Task description »
Return every record exactly as it appears. Leave nothing out.
*** Opening of Entries provided ***
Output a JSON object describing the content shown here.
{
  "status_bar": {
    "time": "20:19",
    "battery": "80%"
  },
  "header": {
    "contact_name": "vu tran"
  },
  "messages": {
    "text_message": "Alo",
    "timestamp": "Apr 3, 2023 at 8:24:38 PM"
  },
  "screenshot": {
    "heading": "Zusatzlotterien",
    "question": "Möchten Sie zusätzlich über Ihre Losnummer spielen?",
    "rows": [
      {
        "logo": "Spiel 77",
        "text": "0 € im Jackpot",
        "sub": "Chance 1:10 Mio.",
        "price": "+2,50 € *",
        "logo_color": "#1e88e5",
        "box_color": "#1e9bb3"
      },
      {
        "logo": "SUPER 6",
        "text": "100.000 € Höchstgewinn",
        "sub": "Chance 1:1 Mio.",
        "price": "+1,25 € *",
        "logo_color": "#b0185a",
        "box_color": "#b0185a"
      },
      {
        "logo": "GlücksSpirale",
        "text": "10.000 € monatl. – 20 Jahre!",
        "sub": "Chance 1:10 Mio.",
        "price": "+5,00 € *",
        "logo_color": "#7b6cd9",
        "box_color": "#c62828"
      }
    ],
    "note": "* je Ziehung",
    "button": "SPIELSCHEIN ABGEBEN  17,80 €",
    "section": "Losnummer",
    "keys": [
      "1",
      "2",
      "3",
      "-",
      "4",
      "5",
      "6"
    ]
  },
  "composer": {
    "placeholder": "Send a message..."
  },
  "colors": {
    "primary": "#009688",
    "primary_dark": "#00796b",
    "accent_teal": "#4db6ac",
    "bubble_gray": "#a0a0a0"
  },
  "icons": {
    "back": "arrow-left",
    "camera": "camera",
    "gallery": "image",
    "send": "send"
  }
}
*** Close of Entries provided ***
Output for this exercise »
Output a JSON object describing the content shown here.
{
  "status_bar": {
    "time": "20:19",
    "battery": "80%"
  },
  "header": {
    "contact_name": "vu tran"
  },
  "messages": {
    "text_message": "Alo",
    "timestamp": "Apr 3, 2023 at 8:24:38 PM"
  },
  "screenshot": {
    "heading": "Zusatzlotterien",
    "question": "Möchten Sie zusätzlich über Ihre Losnummer spielen?",
    "rows": [
      {
        "logo": "Spiel 77",
        "text": "0 € im Jackpot",
        "sub": "Chance 1:10 Mio.",
        "price": "+2,50 € *",
        "logo_color": "#1e88e5",
        "box_color": "#1e9bb3"
      },
      {
        "logo": "SUPER 6",
        "text": "100.000 € Höchstgewinn",
        "sub": "Chance 1:1 Mio.",
        "price": "+1,25 € *",
        "logo_color": "#b0185a",
        "box_color": "#b0185a"
      },
      {
        "logo": "GlücksSpirale",
        "text": "10.000 € monatl. – 20 Jahre!",
        "sub": "Chance 1:10 Mio.",
        "price": "+5,00 € *",
        "logo_color": "#7b6cd9",
        "box_color": "#c62828"
      }
    ],
    "note": "* je Ziehung",
    "button": "SPIELSCHEIN ABGEBEN  17,80 €",
    "section": "Losnummer",
    "keys": [
      "1",
      "2",
      "3",
      "-",
      "4",
      "5",
      "6"
    ]
  },
  "composer": {
    "placeholder": "Send a message..."
  },
  "colors": {
    "primary": "#009688",
    "primary_dark": "#00796b",
    "accent_teal": "#4db6ac",
    "bubble_gray": "#a0a0a0"
  },
  "icons": {
    "back": "arrow-left",
    "camera": "camera",
    "gallery": "image",
    "send": "send"
  }
}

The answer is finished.